I always have played a lot of one-on-one with my teams, as I tend to see the game as a number of one-on-one battles. However, as I re-wrote the curriculums for the Playmakers Basketball Development League and began to plan for the up-coming season, I realized two-on-two is the optimal starting point.
One-on-one is great for practicing individual moves and finishing. In many ways, one-on-one is the foundation of basketball, as there are courts across the world where two guys (usually) are playing one-on-one. From a development perspective, I prefer two-on-two.
Two-on-two is the smallest possible game that incorporates all the skills in basketball. There really is no skill in a five-on-five game that cannot be performed in two-on-two. There are shooting, dribbling, passing, defense, screens, hand-offs, cuts, and more. In two-on-two, there are no off-the-ball screens, but two offensive players can run pick-and-rolls and dribble hand-offs. These are screens.
Offensively, I have a very basic philosophy: disorganize the defense. By disorganizing the defense, we want to create a two-on-one. Once we have the two-on-one, we have to make the right decision, and we should have an open shot. Since the goal is to create two-on-one situations, I want to practice these situations. I view these situations – whether in transition or the half court – as the foundation of offense.
In one-on-one, there are few decisions to make. The offense has to read the defender and decide when to shoot, and the defender has to read the offensive player and stay between the offensive player and the basket. In two-on-two, there is the threat of a help defender and the possibility for a pass for the ball handler; the non-ball-handler has to move, find space, and occupy his or her defender. The defense has to decide whether or not to help, and the on-ball defender has to worry about the potential for a screen. Whereas many possessions may end up as one-on-one situations, the players have to think beyond one-on-one: the ball handler has to account for a second defender and his or her teammate on a drive rather than concentrating solely on beating one defender for a lay-up. Introducing this element begins the players’ learning of decision making in these situations in a way that one-on-one cannot replicate.

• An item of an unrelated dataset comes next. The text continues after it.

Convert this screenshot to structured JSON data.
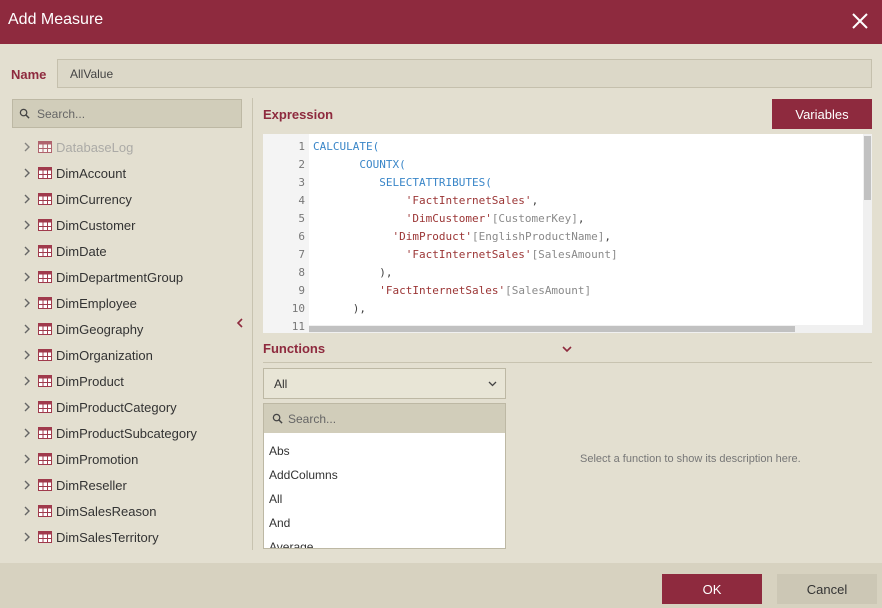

Beyond my general offensive philosophy, two-on-two is great for beginners to practice skills and learn to make simple decisions. I use a lot of offensive advantage games; with one-on-one, there are only a few ways to create the advantage. With two-on-two, there are many more ways to manipulate the environment to give the offense a slight advantage.
As our season kicks off, the focus will be two-on-two situations – full court transition, half-court transition, help-and-recover situations, closeout situations, etc. As we improve in our shot creation and decision-making in these situations, we will expand and add players. As players are added, the goal is to continue to create those two-on-one situations. What tactic can three offensive players use to create a two-on-one? What tactic can four or five players use? This is the foundation of general offensive basketball before worrying about any sets, strategy, tactics, or anything else.
By Brian McCormick, M.S.S., PES
Coach/Clinician, Brian McCormick Basketball
Author, Cross Over: The New Model of Youth Basketball Development
Director of Coaching, Playmakers Basketball Development League